Like other whales, belugas are very sociable and form small family groups called pods that can number anywhere from 2 to 25 members. They communicate with each other using whistles, trills and squawks, and their sounds are sometimes of such high frequency that they sound like birdsong. A pod is usually led by one male, but it’s not unusual for individual members to move from pod to pod.

Belugas seek out frequent physical contact with each other, they hunt in coordinated groups together, and they play chase and stage mock fights. They tend to be curious and investigative as well, often approaching humans in wild settings, swimming along boats, and playing with objects that they find in the water.

The type of diet that a beluga eats depends on the region in which they live and the season of the year. A typical diet is made up mainly of fish like cod, halibut, and Pacific salmon, as well as invertebrates like shrimp, squid, octopus, clams and sea snails. They search for food on the ocean floor or join with a group of other belugas to herd fish onto more shallow shoals.

Belugas reach breeding maturity by about four years of age, and females tend to birth one calf every three years or so. It’s not known if belugas can delay implantation of a fertilized egg, but gestation times can vary so greatly (anywhere from 12 to 15. 8 months after mating). Calves are born in warmer waters around bays or estuaries, and can swim by their mother’s side from birth, nursing every hour and staying dependent on her for the first year.


Although polar bears and killer whales are the beluga’s only natural threats, these whales are also affected by water pollution and hunt-to-capture expeditions which provide whales for marine exhibits worldwide.

Whaling by European and American whalers in the 18th and 19th centuries severely affected beluga populations, as they were hunted for meat, blubber, and oil from their melons. Belugas make easy prey because of a predictable migration pattern. Indigenous populations in the Canadian, Alaskan and Russian Arctic regions still hunt belugas for food and skin.

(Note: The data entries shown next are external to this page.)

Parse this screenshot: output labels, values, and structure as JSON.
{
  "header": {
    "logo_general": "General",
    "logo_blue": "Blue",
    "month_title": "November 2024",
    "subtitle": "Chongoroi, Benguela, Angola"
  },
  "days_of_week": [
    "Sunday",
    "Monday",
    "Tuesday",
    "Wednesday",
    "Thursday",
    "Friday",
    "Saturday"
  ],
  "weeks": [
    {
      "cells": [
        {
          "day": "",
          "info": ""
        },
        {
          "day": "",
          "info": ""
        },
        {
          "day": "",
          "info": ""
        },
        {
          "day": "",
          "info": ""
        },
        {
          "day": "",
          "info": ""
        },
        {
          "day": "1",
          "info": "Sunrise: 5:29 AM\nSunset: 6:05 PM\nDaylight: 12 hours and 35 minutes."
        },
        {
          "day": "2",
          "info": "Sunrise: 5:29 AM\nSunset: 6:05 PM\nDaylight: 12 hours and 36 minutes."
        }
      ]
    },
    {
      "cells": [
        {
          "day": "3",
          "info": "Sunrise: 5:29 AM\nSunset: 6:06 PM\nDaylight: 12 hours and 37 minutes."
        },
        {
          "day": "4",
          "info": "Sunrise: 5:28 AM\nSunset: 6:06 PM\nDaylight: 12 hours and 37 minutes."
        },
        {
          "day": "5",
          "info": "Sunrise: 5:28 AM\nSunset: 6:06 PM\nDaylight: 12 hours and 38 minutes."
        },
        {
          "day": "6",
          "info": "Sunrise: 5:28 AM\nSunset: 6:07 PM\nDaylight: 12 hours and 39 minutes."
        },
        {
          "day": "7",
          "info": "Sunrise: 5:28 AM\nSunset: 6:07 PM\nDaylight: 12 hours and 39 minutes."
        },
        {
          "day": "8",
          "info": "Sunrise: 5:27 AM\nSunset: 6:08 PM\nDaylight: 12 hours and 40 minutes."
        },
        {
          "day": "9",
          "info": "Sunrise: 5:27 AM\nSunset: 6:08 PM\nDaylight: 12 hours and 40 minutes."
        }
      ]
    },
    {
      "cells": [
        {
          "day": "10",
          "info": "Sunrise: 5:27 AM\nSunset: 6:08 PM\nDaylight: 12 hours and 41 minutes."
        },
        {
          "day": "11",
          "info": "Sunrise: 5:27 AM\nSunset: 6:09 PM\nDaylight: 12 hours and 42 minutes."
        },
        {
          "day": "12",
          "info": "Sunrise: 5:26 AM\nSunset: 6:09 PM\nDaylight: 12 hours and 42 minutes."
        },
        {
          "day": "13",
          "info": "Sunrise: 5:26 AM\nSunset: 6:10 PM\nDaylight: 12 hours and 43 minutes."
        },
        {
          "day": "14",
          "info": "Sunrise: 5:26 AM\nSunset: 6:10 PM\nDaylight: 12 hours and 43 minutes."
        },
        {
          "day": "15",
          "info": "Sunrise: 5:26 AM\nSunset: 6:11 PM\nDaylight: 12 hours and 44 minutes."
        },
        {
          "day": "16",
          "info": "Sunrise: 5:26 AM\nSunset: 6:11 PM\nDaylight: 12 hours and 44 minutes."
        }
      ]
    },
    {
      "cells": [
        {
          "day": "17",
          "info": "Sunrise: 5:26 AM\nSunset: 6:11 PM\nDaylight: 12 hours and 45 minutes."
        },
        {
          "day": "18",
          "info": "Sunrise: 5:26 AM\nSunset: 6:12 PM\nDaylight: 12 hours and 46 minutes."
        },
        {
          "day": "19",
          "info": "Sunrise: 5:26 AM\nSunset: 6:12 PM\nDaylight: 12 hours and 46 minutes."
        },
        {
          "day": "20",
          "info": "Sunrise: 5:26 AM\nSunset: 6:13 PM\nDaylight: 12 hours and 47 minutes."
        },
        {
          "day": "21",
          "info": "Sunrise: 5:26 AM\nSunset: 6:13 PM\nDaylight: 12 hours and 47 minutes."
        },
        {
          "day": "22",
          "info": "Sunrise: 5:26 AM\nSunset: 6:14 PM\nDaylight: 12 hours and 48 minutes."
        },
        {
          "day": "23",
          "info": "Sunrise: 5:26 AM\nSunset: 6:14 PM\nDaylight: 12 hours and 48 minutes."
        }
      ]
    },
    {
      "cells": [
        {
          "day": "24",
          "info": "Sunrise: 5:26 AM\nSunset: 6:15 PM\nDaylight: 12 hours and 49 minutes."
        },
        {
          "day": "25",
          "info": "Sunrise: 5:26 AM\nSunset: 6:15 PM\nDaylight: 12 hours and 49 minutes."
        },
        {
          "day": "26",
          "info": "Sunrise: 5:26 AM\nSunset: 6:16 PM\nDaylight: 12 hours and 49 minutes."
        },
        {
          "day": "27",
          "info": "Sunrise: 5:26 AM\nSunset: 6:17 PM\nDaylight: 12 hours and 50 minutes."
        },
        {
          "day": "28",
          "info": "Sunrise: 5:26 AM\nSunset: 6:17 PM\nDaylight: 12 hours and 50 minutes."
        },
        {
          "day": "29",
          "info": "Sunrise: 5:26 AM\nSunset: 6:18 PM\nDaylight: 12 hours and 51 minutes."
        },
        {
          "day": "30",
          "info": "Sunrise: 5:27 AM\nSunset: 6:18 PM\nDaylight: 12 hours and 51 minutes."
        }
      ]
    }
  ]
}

Belugas are listed as ‘near threatened’ by the IUCN, and are protected under the Marine Mammal Act in the USA.